▶ **TASK DIRECTIONS**
Nothing in the entries below may be altered; print them as they stand.

== Segment start ==

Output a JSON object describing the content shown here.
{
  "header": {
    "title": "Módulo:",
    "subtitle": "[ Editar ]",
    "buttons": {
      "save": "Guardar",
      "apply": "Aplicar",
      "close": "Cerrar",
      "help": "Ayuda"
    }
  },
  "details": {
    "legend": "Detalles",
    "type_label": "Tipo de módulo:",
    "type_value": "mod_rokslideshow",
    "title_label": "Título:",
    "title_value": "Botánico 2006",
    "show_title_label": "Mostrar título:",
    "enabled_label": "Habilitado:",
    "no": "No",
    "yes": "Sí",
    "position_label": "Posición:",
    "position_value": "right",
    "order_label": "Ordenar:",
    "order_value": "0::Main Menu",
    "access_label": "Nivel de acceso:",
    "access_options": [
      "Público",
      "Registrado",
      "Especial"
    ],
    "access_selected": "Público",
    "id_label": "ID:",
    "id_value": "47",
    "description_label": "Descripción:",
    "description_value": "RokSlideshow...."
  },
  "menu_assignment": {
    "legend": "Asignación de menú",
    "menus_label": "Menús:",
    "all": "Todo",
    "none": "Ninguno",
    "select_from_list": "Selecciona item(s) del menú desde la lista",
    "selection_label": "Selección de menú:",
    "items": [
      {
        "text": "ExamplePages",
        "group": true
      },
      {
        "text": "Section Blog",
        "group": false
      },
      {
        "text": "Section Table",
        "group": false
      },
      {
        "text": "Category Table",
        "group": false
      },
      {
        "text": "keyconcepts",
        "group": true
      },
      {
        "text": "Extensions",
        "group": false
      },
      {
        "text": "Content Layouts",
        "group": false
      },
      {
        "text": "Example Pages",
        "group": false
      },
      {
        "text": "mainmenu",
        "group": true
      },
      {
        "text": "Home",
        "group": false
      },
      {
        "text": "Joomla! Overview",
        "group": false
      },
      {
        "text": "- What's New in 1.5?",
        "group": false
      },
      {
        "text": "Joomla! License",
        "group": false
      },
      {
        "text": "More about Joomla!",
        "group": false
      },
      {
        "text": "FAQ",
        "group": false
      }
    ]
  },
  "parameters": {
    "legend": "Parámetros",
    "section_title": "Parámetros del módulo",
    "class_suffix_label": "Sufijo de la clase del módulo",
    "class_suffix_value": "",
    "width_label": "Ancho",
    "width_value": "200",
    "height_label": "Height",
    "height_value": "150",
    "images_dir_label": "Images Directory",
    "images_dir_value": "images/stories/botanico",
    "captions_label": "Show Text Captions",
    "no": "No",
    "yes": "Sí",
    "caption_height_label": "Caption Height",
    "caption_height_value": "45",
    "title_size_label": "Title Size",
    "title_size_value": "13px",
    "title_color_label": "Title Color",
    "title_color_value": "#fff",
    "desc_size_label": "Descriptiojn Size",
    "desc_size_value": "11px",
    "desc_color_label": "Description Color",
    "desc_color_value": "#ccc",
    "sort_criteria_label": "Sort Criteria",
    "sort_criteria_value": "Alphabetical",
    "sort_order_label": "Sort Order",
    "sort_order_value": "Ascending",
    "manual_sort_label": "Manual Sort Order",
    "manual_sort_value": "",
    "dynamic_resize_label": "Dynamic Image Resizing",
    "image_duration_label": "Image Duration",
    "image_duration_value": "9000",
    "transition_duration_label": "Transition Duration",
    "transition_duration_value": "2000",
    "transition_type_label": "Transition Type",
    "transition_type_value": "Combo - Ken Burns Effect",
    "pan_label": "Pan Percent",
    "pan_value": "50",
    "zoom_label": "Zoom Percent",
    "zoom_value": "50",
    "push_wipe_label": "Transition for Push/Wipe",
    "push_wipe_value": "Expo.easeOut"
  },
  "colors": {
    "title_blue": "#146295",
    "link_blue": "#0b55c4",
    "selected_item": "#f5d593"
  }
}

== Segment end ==

▶ **TASK RESPONSE**
Output a JSON object describing the content shown here.
{
  "header": {
    "title": "Módulo:",
    "subtitle": "[ Editar ]",
    "buttons": {
      "save": "Guardar",
      "apply": "Aplicar",
      "close": "Cerrar",
      "help": "Ayuda"
    }
  },
  "details": {
    "legend": "Detalles",
    "type_label": "Tipo de módulo:",
    "type_value": "mod_rokslideshow",
    "title_label": "Título:",
    "title_value": "Botánico 2006",
    "show_title_label": "Mostrar título:",
    "enabled_label": "Habilitado:",
    "no": "No",
    "yes": "Sí",
    "position_label": "Posición:",
    "position_value": "right",
    "order_label": "Ordenar:",
    "order_value": "0::Main Menu",
    "access_label": "Nivel de acceso:",
    "access_options": [
      "Público",
      "Registrado",
      "Especial"
    ],
    "access_selected": "Público",
    "id_label": "ID:",
    "id_value": "47",
    "description_label": "Descripción:",
    "description_value": "RokSlideshow...."
  },
  "menu_assignment": {
    "legend": "Asignación de menú",
    "menus_label": "Menús:",
    "all": "Todo",
    "none": "Ninguno",
    "select_from_list": "Selecciona item(s) del menú desde la lista",
    "selection_label": "Selección de menú:",
    "items": [
      {
        "text": "ExamplePages",
        "group": true
      },
      {
        "text": "Section Blog",
        "group": false
      },
      {
        "text": "Section Table",
        "group": false
      },
      {
        "text": "Category Table",
        "group": false
      },
      {
        "text": "keyconcepts",
        "group": true
      },
      {
        "text": "Extensions",
        "group": false
      },
      {
        "text": "Content Layouts",
        "group": false
      },
      {
        "text": "Example Pages",
        "group": false
      },
      {
        "text": "mainmenu",
        "group": true
      },
      {
        "text": "Home",
        "group": false
      },
      {
        "text": "Joomla! Overview",
        "group": false
      },
      {
        "text": "- What's New in 1.5?",
        "group": false
      },
      {
        "text": "Joomla! License",
        "group": false
      },
      {
        "text": "More about Joomla!",
        "group": false
      },
      {
        "text": "FAQ",
        "group": false
      }
    ]
  },
  "parameters": {
    "legend": "Parámetros",
    "section_title": "Parámetros del módulo",
    "class_suffix_label": "Sufijo de la clase del módulo",
    "class_suffix_value": "",
    "width_label": "Ancho",
    "width_value": "200",
    "height_label": "Height",
    "height_value": "150",
    "images_dir_label": "Images Directory",
    "images_dir_value": "images/stories/botanico",
    "captions_label": "Show Text Captions",
    "no": "No",
    "yes": "Sí",
    "caption_height_label": "Caption Height",
    "caption_height_value": "45",
    "title_size_label": "Title Size",
    "title_size_value": "13px",
    "title_color_label": "Title Color",
    "title_color_value": "#fff",
    "desc_size_label": "Descriptiojn Size",
    "desc_size_value": "11px",
    "desc_color_label": "Description Color",
    "desc_color_value": "#ccc",
    "sort_criteria_label": "Sort Criteria",
    "sort_criteria_value": "Alphabetical",
    "sort_order_label": "Sort Order",
    "sort_order_value": "Ascending",
    "manual_sort_label": "Manual Sort Order",
    "manual_sort_value": "",
    "dynamic_resize_label": "Dynamic Image Resizing",
    "image_duration_label": "Image Duration",
    "image_duration_value": "9000",
    "transition_duration_label": "Transition Duration",
    "transition_duration_value": "2000",
    "transition_type_label": "Transition Type",
    "transition_type_value": "Combo - Ken Burns Effect",
    "pan_label": "Pan Percent",
    "pan_value": "50",
    "zoom_label": "Zoom Percent",
    "zoom_value": "50",
    "push_wipe_label": "Transition for Push/Wipe",
    "push_wipe_value": "Expo.easeOut"
  },
  "colors": {
    "title_blue": "#146295",
    "link_blue": "#0b55c4",
    "selected_item": "#f5d593"
  }
}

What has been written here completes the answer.